This car is at least fresh and distinctive and it has more than just outward design affectation to hang its Mini badges on. There’s some cheery, peppy character about its performance – and perhaps a little too much trademark Mini verve and life about its ride and handling, which occasionally feels misapplied to a car of this size and brief.

The Countryman’s space, desirability, drivability and refinement go some way to justifying its pricing, though, even if it climbs pretty high once you account for those de rigueur options packages. But a little of the roundedness, maturity and no-nonsense everyday comfort and ease-of-use of a more polished premium product is lacking.

Matt Saunders

Matt Saunders Autocar
Title: Road test editor

As Autocar’s chief car tester and reviewer, it’s Matt’s job to ensure the quality, objectivity, relevance and rigour of the entirety of Autocar’s reviews output, as well contributing a great many detailed road tests, group tests and drive reviews himself.
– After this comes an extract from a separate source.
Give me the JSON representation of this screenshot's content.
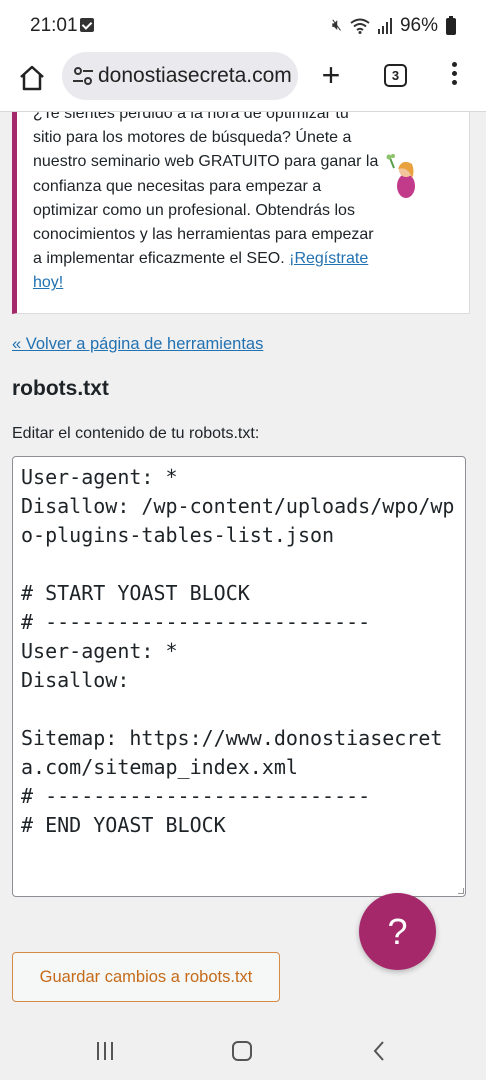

Matt has been an Autocar staffer since the autumn of 2003, and has been lucky enough to work alongside some of the magazine’s best-known writers and contributors over that time. He served as staff writer, features editor, assistant editor and digital editor, before joining the road test desk in 2011.

Since then he’s driven, measured, lap-timed, figured, and reported on cars as varied as the Bugatti Veyron, Rolls-Royce PhantomTesla RoadsterAriel Hipercar, Tata Nano, McLaren SennaRenault Twizy and Toyota Mirai. Among his wider personal highlights of the job have been covering Sebastien Loeb’s record-breaking run at Pikes Peak in 2013; doing 190mph on derestricted German autobahn in a Brabus Rocket; and driving McLaren’s legendary ‘XP5’ F1 prototype. His own car is a trusty Mazda CX-5.